New Jersey director Jahmar Hill is an award-winning actor and filmmaker who found his calling through another passion of his, basketball. His first film “Last Love Lost” made its TV debut in February 2018, years after its release. He’s also won numerous film festivals from the freshman project. He’s currently working on getting his film “Fourth Quarter,” on Netflix, and his film “Change of Heart” in the hands of Viola Davis through her Juvee Productions company.
When did your appetite for film reveal itself?
I started playing basketball in college. My first time ever witnessing a movie set was when I went to college in New Mexico. There was a movie being shot with George Clooney, and they gave me the opportunity to be on set for credit. All of this was happening in 2009, and to be honest, I didn’t expect to become a filmmaker after that. During the following year, I left college and I didn’t know what I was going to be doing. I ended up meeting this director named Lenny Wilson who said I reminded him of a young Idris Elba. He also pushed me into acting. Along with acting, I became a filmmaker in 2013 because of a tense situation between me and a director.
Relocating to pursue a passion isn’t always easy. Talk about your move from New Jersey to Los Angeles.
I was finishing a film called “Fourth Quarter” and I told myself that after the film, I was going to go to L.A. and go to another level. From there, I stuck with what I said I was going to do. I finished the movie in January of 2016, had a going-away party, and moved to L.A. in March of 2016. I set a goal for myself to obtain a position at a studio, and I got hired at Warner Bros. Studio. I wanted to build my own connections with people instead of going to other people for favors, so that’s why I chose to work at a movie studio over anywhere else.
How does your position at Warner Bros. help to facilitate your goals in filmmaking?

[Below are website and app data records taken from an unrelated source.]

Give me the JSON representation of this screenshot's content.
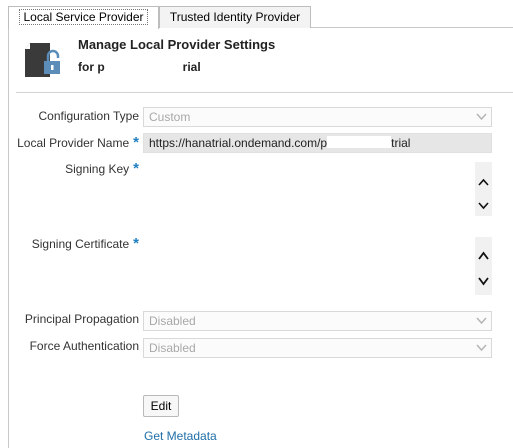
{
  "tabs": {
    "local": "Local Service Provider",
    "trusted": "Trusted Identity Provider"
  },
  "header": {
    "title": "Manage Local Provider Settings",
    "subtitle_prefix": "for p",
    "subtitle_suffix": "rial"
  },
  "form": {
    "configuration_type": {
      "label": "Configuration Type",
      "value": "Custom"
    },
    "local_provider_name": {
      "label": "Local Provider Name",
      "value_prefix": "https://hanatrial.ondemand.com/p",
      "value_suffix": "trial",
      "required_marker": "*"
    },
    "signing_key": {
      "label": "Signing Key",
      "required_marker": "*"
    },
    "signing_certificate": {
      "label": "Signing Certificate",
      "required_marker": "*"
    },
    "principal_propagation": {
      "label": "Principal Propagation",
      "value": "Disabled"
    },
    "force_authentication": {
      "label": "Force Authentication",
      "value": "Disabled"
    }
  },
  "actions": {
    "edit": "Edit",
    "get_metadata": "Get Metadata"
  },
  "icons": {
    "header": "document-lock-icon",
    "dropdown": "chevron-down-icon",
    "scroll_up": "scroll-up-icon",
    "scroll_down": "scroll-down-icon"
  },
  "colors": {
    "required": "#1f7fc1",
    "link": "#1f6ea8",
    "readonly_field": "#e6e6e6",
    "icon_lock": "#5b8db8"
  }
}
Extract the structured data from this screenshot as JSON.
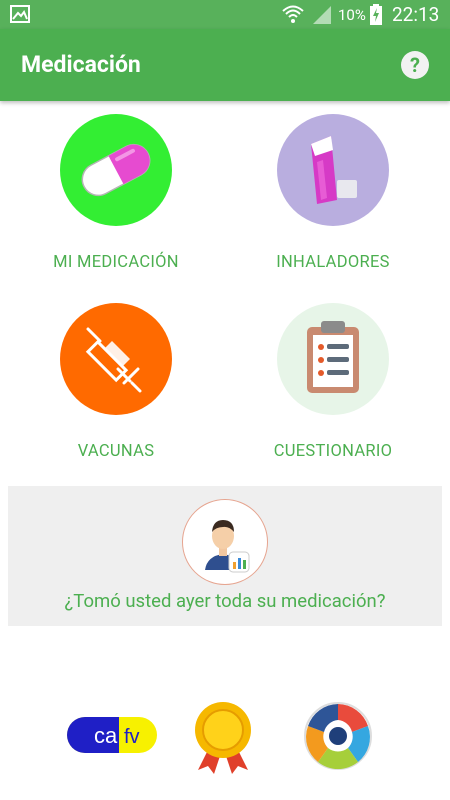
{
  "status_bar": {
    "battery_percent": "10%",
    "time": "22:13"
  },
  "app_bar": {
    "title": "Medicación",
    "help_symbol": "?"
  },
  "tiles": [
    {
      "label": "MI MEDICACIÓN",
      "icon": "pill-icon",
      "color": "#33ee33"
    },
    {
      "label": "INHALADORES",
      "icon": "inhaler-icon",
      "color": "#b9aedf"
    },
    {
      "label": "VACUNAS",
      "icon": "syringe-icon",
      "color": "#ff6a00"
    },
    {
      "label": "CUESTIONARIO",
      "icon": "clipboard-icon",
      "color": "#e7f5e8"
    }
  ],
  "question_panel": {
    "question": "¿Tomó usted ayer toda su medicación?"
  },
  "logos": {
    "cafv_left": "ca",
    "cafv_right": "fv"
  },
  "colors": {
    "primary": "#4caf50",
    "status_bar": "#58b15b"
  }
}
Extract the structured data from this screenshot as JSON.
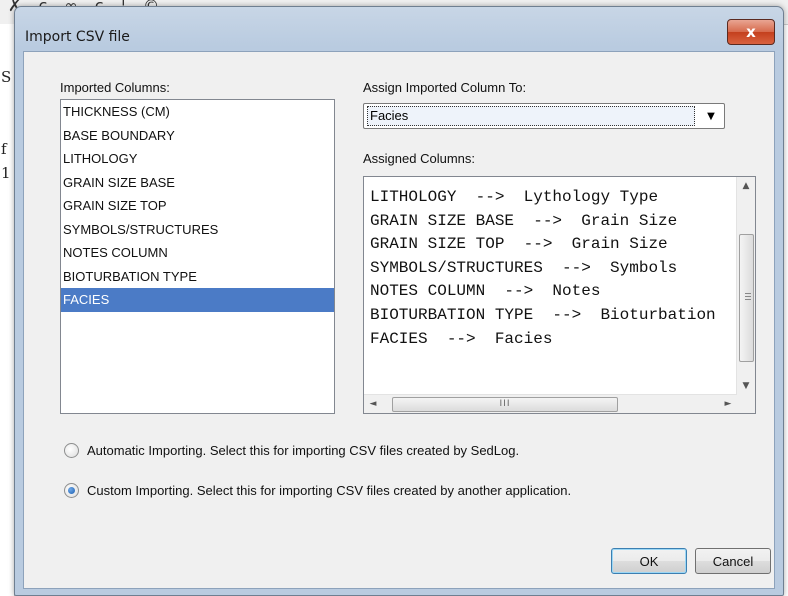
{
  "background": {
    "glyphs": "✗ ɕ ∞ ɕ ¦ ©",
    "side_letters": [
      "S",
      "f",
      "1"
    ]
  },
  "window": {
    "title": "Import CSV file",
    "close_glyph": "x"
  },
  "imported": {
    "label": "Imported Columns:",
    "items": [
      "THICKNESS (CM)",
      "BASE BOUNDARY",
      "LITHOLOGY",
      "GRAIN SIZE BASE",
      "GRAIN SIZE TOP",
      "SYMBOLS/STRUCTURES",
      "NOTES COLUMN",
      "BIOTURBATION TYPE",
      "FACIES"
    ],
    "selected_index": 8
  },
  "assign": {
    "label": "Assign Imported Column To:",
    "value": "Facies",
    "arrow": "▼"
  },
  "assigned": {
    "label": "Assigned Columns:",
    "lines": [
      "LITHOLOGY  -->  Lythology Type",
      "GRAIN SIZE BASE  -->  Grain Size",
      "GRAIN SIZE TOP  -->  Grain Size",
      "SYMBOLS/STRUCTURES  -->  Symbols",
      "NOTES COLUMN  -->  Notes",
      "BIOTURBATION TYPE  -->  Bioturbation",
      "FACIES  -->  Facies"
    ],
    "scroll": {
      "up": "▲",
      "down": "▼",
      "left": "◄",
      "right": "►",
      "thumb_grip": "III"
    }
  },
  "options": {
    "automatic": {
      "label": "Automatic Importing. Select this for importing CSV files created by SedLog.",
      "checked": false
    },
    "custom": {
      "label": "Custom Importing. Select this for importing CSV files created by another application.",
      "checked": true
    }
  },
  "buttons": {
    "ok": "OK",
    "cancel": "Cancel"
  }
}
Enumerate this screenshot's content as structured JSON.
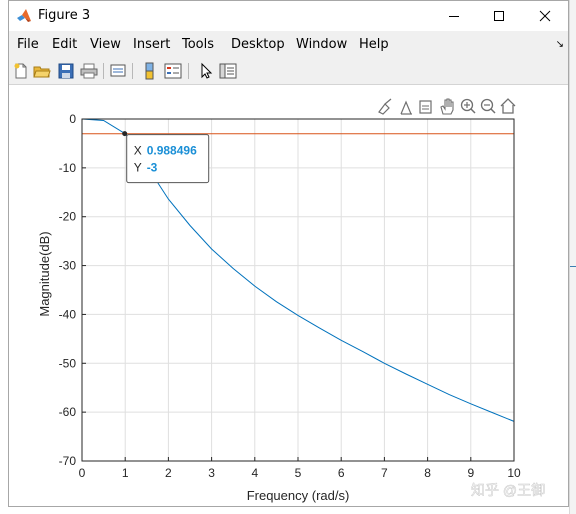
{
  "window": {
    "title": "Figure 3"
  },
  "menu": {
    "items": [
      "File",
      "Edit",
      "View",
      "Insert",
      "Tools",
      "Desktop",
      "Window",
      "Help"
    ]
  },
  "datatip": {
    "x_label": "X",
    "x_value": "0.988496",
    "y_label": "Y",
    "y_value": "-3"
  },
  "watermark": "知乎 @王御",
  "colors": {
    "curve": "#0072bd",
    "cutoff_line": "#d95319",
    "datatip_value": "#1a8fd6"
  },
  "chart_data": {
    "type": "line",
    "xlabel": "Frequency (rad/s)",
    "ylabel": "Magnitude(dB)",
    "xlim": [
      0,
      10
    ],
    "ylim": [
      -70,
      0
    ],
    "x_ticks": [
      0,
      1,
      2,
      3,
      4,
      5,
      6,
      7,
      8,
      9,
      10
    ],
    "y_ticks": [
      0,
      -10,
      -20,
      -30,
      -40,
      -50,
      -60,
      -70
    ],
    "grid": true,
    "series": [
      {
        "type": "line",
        "x": [
          0,
          0.5,
          1.0,
          1.5,
          2.0,
          2.5,
          3.0,
          3.5,
          4.0,
          4.5,
          5.0,
          5.5,
          6.0,
          6.5,
          7.0,
          7.5,
          8.0,
          8.5,
          9.0,
          9.5,
          10.0
        ],
        "y": [
          0,
          -0.3,
          -3.0,
          -9.6,
          -16.4,
          -21.8,
          -26.6,
          -30.6,
          -34.2,
          -37.4,
          -40.2,
          -42.8,
          -45.3,
          -47.6,
          -50.0,
          -52.2,
          -54.3,
          -56.4,
          -58.3,
          -60.1,
          -61.9
        ]
      },
      {
        "type": "line",
        "x": [
          0,
          10
        ],
        "y": [
          -3,
          -3
        ]
      }
    ],
    "annotations": [
      {
        "type": "datatip",
        "x": 0.988496,
        "y": -3
      }
    ]
  }
}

It’s very encouraging. I get to see how filmmakers come together as a team, in any condition. Whether it’s rain or snow, they still get together and work. I work hands-on, on every set. I’m not in an office. I’m out in the open, and on-set. I see everything around me, and this is nothing but free school for me.
Which process do you relish more; creating a film, or the finalization of the film?
The writing process is long. You have so many drafts you have to review, and the process gets longer at each level. I like the finalization process more because I finally get to see something on-screen that I’ve written for so long.
I had a table read for my movie, Change of Heart this past Sunday, and everyone was crying real tears. I had all of my characters standing up and [immersing] themselves in their roles which made for an emotional set. To see things come alive is a more rewarding feeling for me than writing.
Talk about the differences between your films “Last Love Lost,” “Fourth Quarter” and “Change of Heart.”
With “Last Love Lost,” I didn’t have many expectations because this was my first movie. It’s funny because the movie made its TV debut this past week. That was the goal for “LLL,” along with winning a few film festivals, which I also accomplished. I knew “LLL” was going to be a great movie because it touches on domestic violence, which is a significant issue in our society. With “Fourth Quarter” I had more fun as a director. It’s a high-school thriller that I made with my friends who are also actors. I also was an actor in “FQ.” “FQ” was the best set that I’ve been on to date. “Change of Heart” is a film about a young man who witnessed his autistic brother being shot by the police. With “COH,” I’m going after award-winning actors and actresses such as Forest Whitaker, Charles Dutton, Viola Davis, and Kimberly Elise. I feel like I’m in the major leagues with this project, and I’m just getting started.